After all my jubilations about cracking the code of my stitch pattern, I went home on Monday night and started ripping. Baah!
There was a lot of muttering and frowning.
More ripping on Tuesday night. Baah! and double baah!
Lots and lots of scribbling and counting.
I put it away at 10pm last night and settled down with a good book.
This morning I came to work (ssh! don't tell my boss!) and started drawing circles. 36 circles in total. I might take a photo later.
Every circle represented a different cross-section of my leg / the stocking. From 96 stitches, down to 62 across 9 pattern repeats vertically and reducing from 13 to 9 repeats horizontally, with a "seam allowance". My father was an engineering draughtsman and I think I must take after him.

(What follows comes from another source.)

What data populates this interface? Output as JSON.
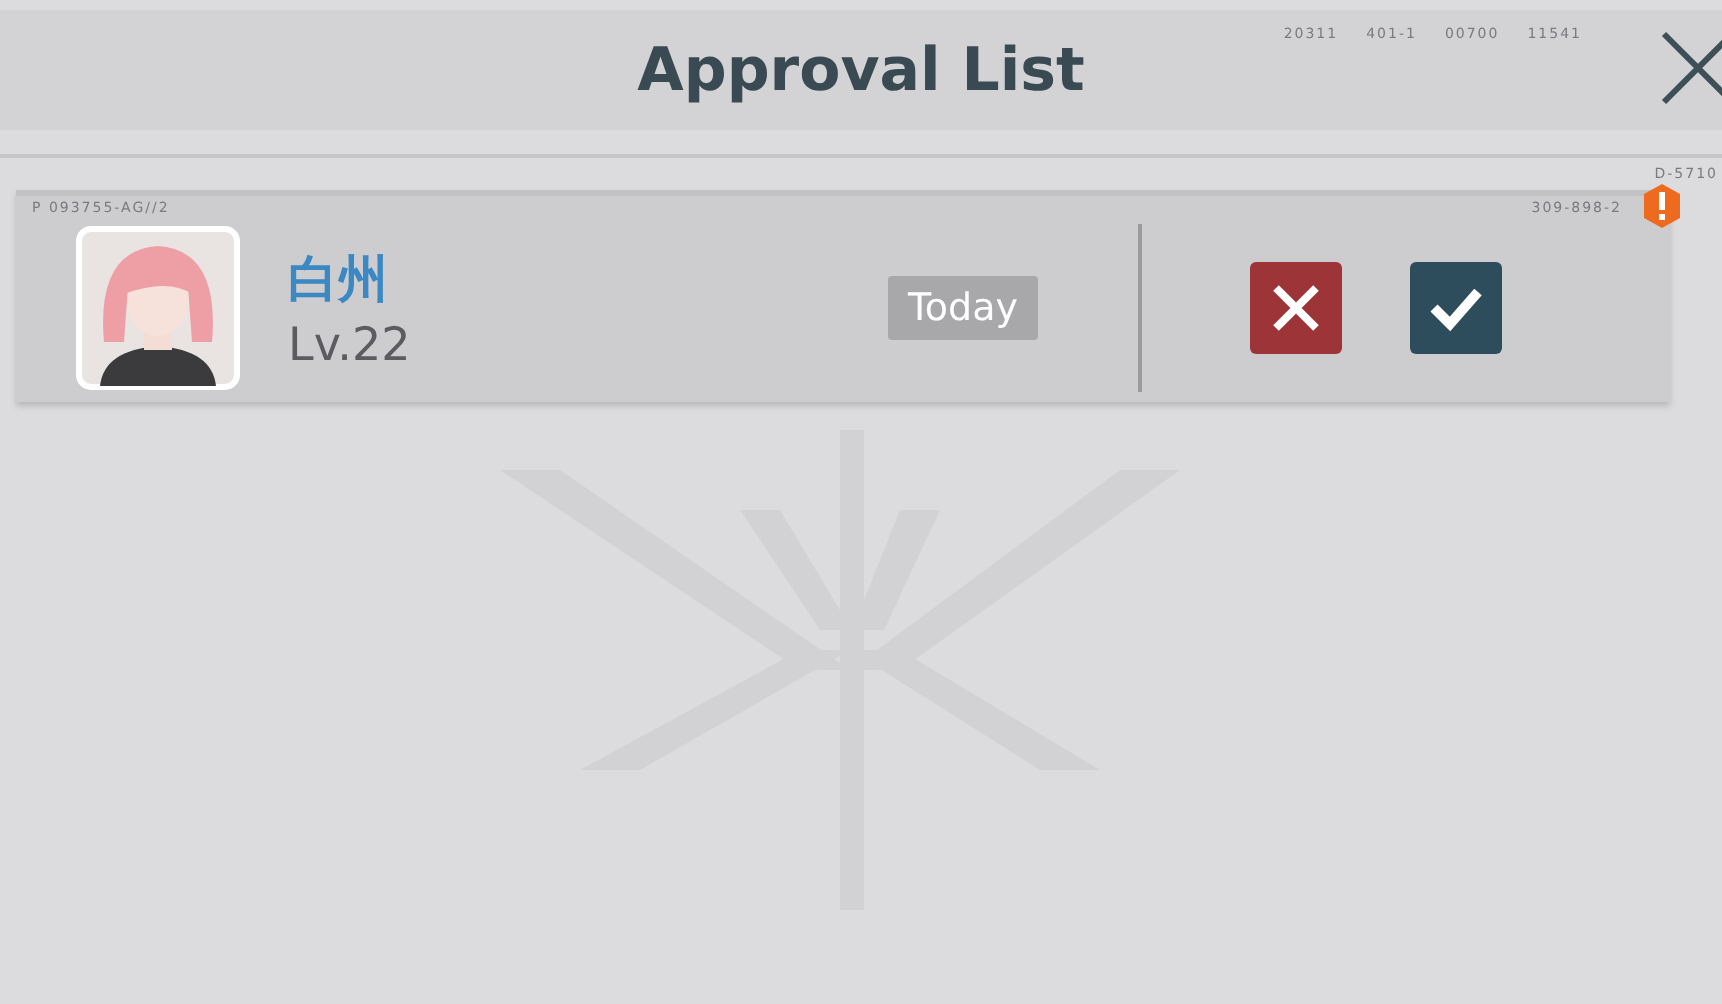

The only way I could "see" what had to happen was to make these drawings, and annotate them with my sums.
The problem is that my chosen stitch pattern was never designed to be knitted "in the round", so doesn't take kindly to being "halved" to allow for decreases down the leg. Nasty things happen when you attempt to "half" this pattern in the round: the fabric starts to get wider instead of narrower; the lacey bits start to bunch together at one side of the "joining point", like a spider's web, while the other side becomes a dense blanket of solid stockinette. It took me 6 inches of work to realise the full horror - which serves me right for getting cocky on the blog!
I hesitate to blow my trumpet again... but this time I am certain I know how to do this thing! Transcribing my diagrams, I have written out 9 x 12 rows, line by line, long-hand, with symbols for where to place the essential stitchmarkers. (Never EVER take your stitchmarkers out, children!) And used shockingly bright yellow highlighter pen at the points where the pattern needs to "step back" a full repeat at either side of the centre back, even though it looks like there is acres of leeway for decreases just over the other side of that stitchmarker... don't you believe it, girl! LEAVE that stitch maker ALONE!
This weekend I will write up the pattern for Robynn at Purlescence. Meantime, there will be lots of calm peaceful steady knitting, following my manuscript note by note, with no more creative improvisations around the theme. I have learned another lesson.